MOBILE, Ala. -- Relatives descended on the port’s cruise ship terminal here Thursday morning at daybreak, prepared to greet the 4,200 passengers and crew members trapped aboard a Carnival cruise ship being slowly towed to harbor by several tug boats.
As of 8:20 a.m. Central time, the Triumph still was about 25 miles from port, moving at a speed of 4 knots, according to U.S. Coast Guard Petty Officer 3rd Class Ryan Tippets.
A Carnival spokeswoman said Thursday morning that the ship was not expected to arrive until evening. That, local officials said, could pose a problem since ships are not supposed to be towed into the port after dark, potentially delaying the Carnival Triumph's arrival overnight.
Joyce Oliva, a spokeswoman at Carnival headquarters in Miami, told the Los Angeles Times that an additional tugboat had been added to the three already towing the ship, but that progress was still slow.
"The operation is taking longer than we had anticipated but based on current conditions, the ship is expected to be alongside the Mobile Cruise Terminal between 8 and 11 p.m. this evening," Oliva said.
Such a late arrival could pose problems said David Randel, president and chief executive of the Mobile Bay Convention & Visitors Bureau.
“They can’t be towed in the dark.
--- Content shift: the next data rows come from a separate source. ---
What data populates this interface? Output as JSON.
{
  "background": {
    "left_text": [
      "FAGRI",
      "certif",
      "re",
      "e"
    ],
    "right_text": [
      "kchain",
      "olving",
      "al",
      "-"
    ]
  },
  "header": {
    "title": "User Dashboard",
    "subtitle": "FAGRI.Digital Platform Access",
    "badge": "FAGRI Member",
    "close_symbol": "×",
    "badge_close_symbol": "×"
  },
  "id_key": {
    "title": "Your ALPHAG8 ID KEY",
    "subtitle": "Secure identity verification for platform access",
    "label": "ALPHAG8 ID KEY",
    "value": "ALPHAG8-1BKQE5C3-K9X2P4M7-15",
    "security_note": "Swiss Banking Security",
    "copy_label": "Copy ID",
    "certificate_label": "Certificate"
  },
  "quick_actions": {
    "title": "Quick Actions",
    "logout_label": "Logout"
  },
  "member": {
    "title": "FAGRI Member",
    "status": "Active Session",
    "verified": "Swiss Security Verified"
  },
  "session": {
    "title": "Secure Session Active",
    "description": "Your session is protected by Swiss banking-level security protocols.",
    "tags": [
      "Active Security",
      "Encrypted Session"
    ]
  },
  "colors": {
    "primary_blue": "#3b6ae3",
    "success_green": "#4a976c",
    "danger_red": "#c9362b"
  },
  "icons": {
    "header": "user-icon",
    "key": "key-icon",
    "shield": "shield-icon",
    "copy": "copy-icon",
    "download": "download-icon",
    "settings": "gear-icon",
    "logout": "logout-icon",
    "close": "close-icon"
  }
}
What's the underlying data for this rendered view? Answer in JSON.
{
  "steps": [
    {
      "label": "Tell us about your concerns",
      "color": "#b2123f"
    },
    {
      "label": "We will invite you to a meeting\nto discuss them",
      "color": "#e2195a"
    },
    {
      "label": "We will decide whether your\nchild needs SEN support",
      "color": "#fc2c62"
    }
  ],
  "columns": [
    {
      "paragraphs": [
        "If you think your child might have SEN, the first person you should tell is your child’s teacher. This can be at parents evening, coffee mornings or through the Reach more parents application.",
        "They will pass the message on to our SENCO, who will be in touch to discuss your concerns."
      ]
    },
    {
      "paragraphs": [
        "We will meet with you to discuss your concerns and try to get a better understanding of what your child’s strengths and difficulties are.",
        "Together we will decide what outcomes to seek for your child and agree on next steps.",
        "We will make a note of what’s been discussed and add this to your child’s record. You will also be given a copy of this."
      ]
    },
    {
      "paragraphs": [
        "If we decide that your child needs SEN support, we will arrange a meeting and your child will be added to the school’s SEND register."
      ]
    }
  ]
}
So if they’re not in port by dark, they’re going to have to spend another night on board,” he said.
Randel said a local pilot and customs officials boarded the ship at about 5 a.m. Central time, when it was about 100 miles offshore. Passengers will be processed by customs before they leave the ship, speeding the process of reuniting with loved ones in the cruise terminal, he said. At least 100 relatives had already arrived to greet passengers, he said.
One family who drove from Indianapolis and Lake Charles, La., had a banner made and draped it across the front of the van where they were waiting, “Thank God it’s over! We love u Julie, Robin, Brianna, Brooklyn and Julianna!”
Among the first to arrive Thursday was Chuck Dorsett, 41, of Sweeny, Texas, who drove his truck all night to come rescue his wife Brandi Dorsett after she called him Monday from the ship, desperate. The mother of five, who runs a pet-grooming business, had boarded the four-day cruise to Mexico’s Yucatan last Thursday in Galveston with some girlfriends hoping to relax. Instead, she said they were stranded on a ship where the toilets had stopped working, making do with onion and cucumber sandwiches.
“After hearing my wife break down like that, that made my mind up,” Dorsett, a mechanical technician for Dow chemical, told The Times as he stood shivering in a sweatshirt outside the port.
He and a friend whose wife was also aboard the cruise brought Valentine’s Day gifts and came early to find parking and avoid a melee when the ship’s 3,143 passengers and 1,086 crew disembark.
“There’s no way you’re going to get 3,000 people off there smooth as pie. It’s going to be crazy,” Dorsett said as he stood in a parking lot overtaken by television satellite trucks. A dozen cameras were set up nearby -- all trained on the port. A charter bus was pulling up and a green glassed-in gangway had already been lowered where the ship is expected to dock.
Relatives waiting at the port Thursday described passengers as a mix of adults and children, singles and couples, many cruising for a special occasion. One passenger was celebrating her 50th birthday. A 12-year-old girl went with her father as a reward, another with her cousin who had just graduated. A nurse was on her first cruise with her boss, attending a medical seminar.
The nurse, Nicole Enjuofor, 35, of Dallas, called her mother Thursday morning from her cellphone aboard the ship and said conditions remained dire.
“They do have water, but it’s brown,” said her mother, Nellie Betts, who drove down to Mobile with her husband from Tupelo, Miss., Thursday morning. “The smell is horrible. She says water is everywhere on the ship.”
Enjuofor, who has a 13 year-old daughter at home, told her mother that passengers were trying to escape the stench, staying outside.
“She’s feeling some relief knowing she’s getting close to home. It’s her first time on a ship -- first time and last time,” Betts said.
Betts and others were frustrated with the wait.